But there are other forces at work here, too. Last year, the state’s Chamber of Commerce and business-oriented lobbying groups celebrated the demise of Amendment 73, the latest attempt to bring Colorado’s education funding to an appropriate level — even as some business leaders have expressed concern over the lack of fully prepared graduates.

The result? Denver Public Schools’ and the teachers union’s proposals are currently separated by $5 to 8 million. While our state’s $345 billion economy booms, we are fighting for scraps.

It shouldn’t be this way. An investment in teachers is an investment in our students, and in our civic and economic future. This is challenging, essential work that requires us to contend with competing answers to a recurring question: What is the purpose of schooling? As teachers, we work to balance many answers, from teaching our subject matter to instilling work skills, modeling interpersonal skills, developing citizens, and cultivating creativity.

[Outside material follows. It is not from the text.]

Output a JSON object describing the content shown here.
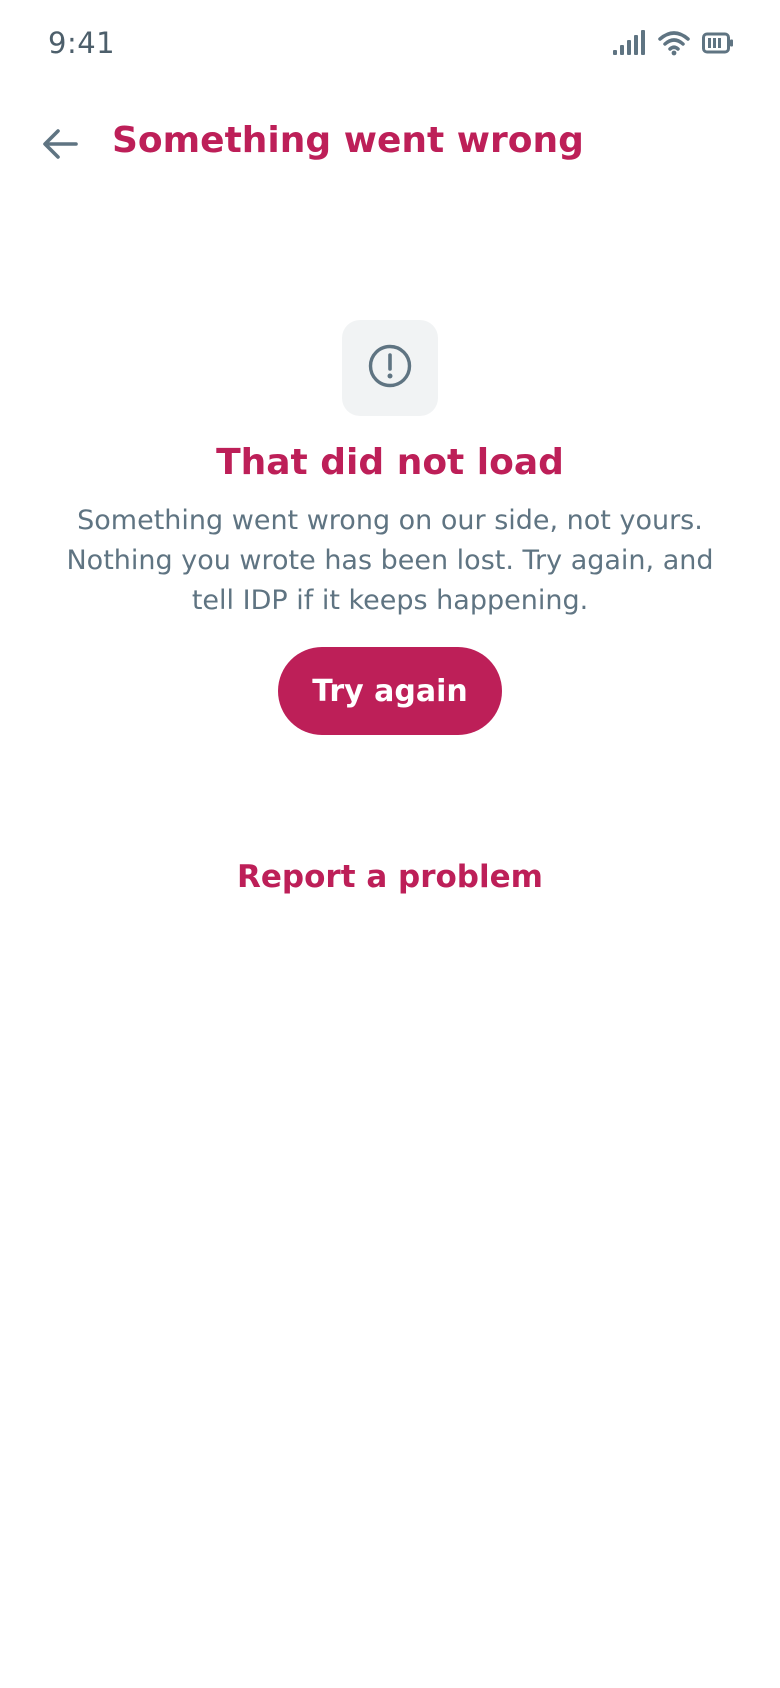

As a social studies teacher, I’m driven to help my students understand the world as it is while also giving them the tools to reimagine it. So as my colleagues and I strike, I hope my students and my neighbors will think about what education activist Margaret Haley said 115 years ago.

“A grave responsibility rests on the public school teachers and one which no fear of opposition or misunderstanding excuses them from meeting,” she said. “It is to organize for the purpose of securing conditions that will make it possible for the public school, as a democratic institution, to perform its proper function in the social organism, which is the preservation and development of the democratic ideal.”

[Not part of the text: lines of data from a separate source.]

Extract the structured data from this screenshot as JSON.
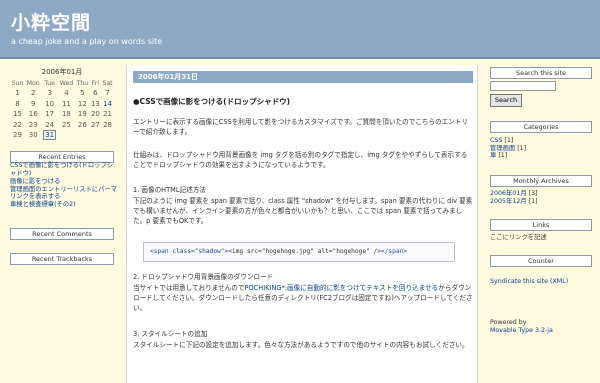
{
  "header": {
    "title": "小粋空間",
    "subtitle": "a cheap joke and a play on words site"
  },
  "calendar": {
    "caption": "2006年01月",
    "weekdays": [
      "Sun",
      "Mon",
      "Tue",
      "Wed",
      "Thu",
      "Fri",
      "Sat"
    ],
    "weeks": [
      [
        "1",
        "2",
        "3",
        "4",
        "5",
        "6",
        "7"
      ],
      [
        "8",
        "9",
        "10",
        "11",
        "12",
        "13",
        "14"
      ],
      [
        "15",
        "16",
        "17",
        "18",
        "19",
        "20",
        "21"
      ],
      [
        "22",
        "23",
        "24",
        "25",
        "26",
        "27",
        "28"
      ],
      [
        "29",
        "30",
        "31",
        "",
        "",
        "",
        ""
      ]
    ],
    "linked_days": [
      "14",
      "31"
    ],
    "today": "31"
  },
  "left_sidebar": {
    "recent_entries_title": "Recent Entries",
    "recent_entries": [
      "CSSで画像に影をつける(ドロップシャドウ)",
      "画像に影をつける",
      "管理画面のエントリーリストにパーマリンクを表示する",
      "車検と検査標章(その2)"
    ],
    "recent_comments_title": "Recent Comments",
    "recent_trackbacks_title": "Recent Trackbacks"
  },
  "main": {
    "date": "2006年01月31日",
    "post_title": "●CSSで画像に影をつける(ドロップシャドウ)",
    "intro": "エントリーに表示する画像にCSSを利用して影をつけるカスタマイズです。ご質問を頂いたのでこちらのエントリーで紹介致します。",
    "mechanism": "仕組みは、ドロップシャドウ用背景画像を img タグを括る別のタグで指定し、img タグをややずらして表示することでドロップシャドウの効果を出すようになっているようです。",
    "step1_heading": "1. 画像のHTML記述方法",
    "step1_body": "下記のように img 要素を span 要素で括り、class 属性 \"shadow\" を付与します。span 要素の代わりに div 要素でも構いませんが、インライン要素の方が色々と都合がいいかも？と思い、ここでは span 要素で括ってみました。p 要素でもOKです。",
    "code_open": "<span class=\"shadow\">",
    "code_middle": "<img src=\"hogehoge.jpg\" alt=\"hogehoge\" />",
    "code_close": "</span>",
    "step2_heading": "2. ドロップシャドウ用背景画像のダウンロード",
    "step2_pre": "当サイトでは用意しておりませんので",
    "step2_link": "POCHIKING*:画像に自動的に影をつけてテキストを回り込ませる",
    "step2_post": "からダウンロードしてください。ダウンロードしたら任意のディレクトリ(FC2ブログは固定ですね)へアップロードしてください。",
    "step3_heading": "3. スタイルシートの追加",
    "step3_body": "スタイルシートに下記の設定を追加します。色々な方法があるようですので他のサイトの内容もお試しください。"
  },
  "right_sidebar": {
    "search_title": "Search this site",
    "search_value": "",
    "search_button": "Search",
    "categories_title": "Categories",
    "categories": [
      {
        "name": "CSS",
        "count": "[1]"
      },
      {
        "name": "管理画面",
        "count": "[1]"
      },
      {
        "name": "車",
        "count": "[1]"
      }
    ],
    "archives_title": "Monthly Archives",
    "archives": [
      {
        "name": "2006年01月",
        "count": "[3]"
      },
      {
        "name": "2005年12月",
        "count": "[1]"
      }
    ],
    "links_title": "Links",
    "links_text": "ここにリンクを記述",
    "counter_title": "Counter",
    "syndicate": "Syndicate this site (XML)",
    "powered_by": "Powered by",
    "powered_link": "Movable Type 3.2-ja"
  }
}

This is why we are organizing, today and in the future. We deserve pay that is commensurate with the demands of our work and a level of education investment that reflects the vital importance of our schools.

When the district and the union reach an agreement, which I am confident will happen soon, we will be closer to that goal — but we will not be there yet. Whereas teachers in West Virginia and Arizona were able to pressure their legislators to raise pay statewide, Denver teachers are stuck negotiating with a district starved of funding from above. Our state cannot endure this neglect forever.

The next time education is on the ballot, I hope Coloradans will invest in our students and our future.

Peter Wright is a teacher at Denver’s Northfield High School, serving students from Stapleton, Park Hill, Montbello, Green Valley Ranch, and beyond.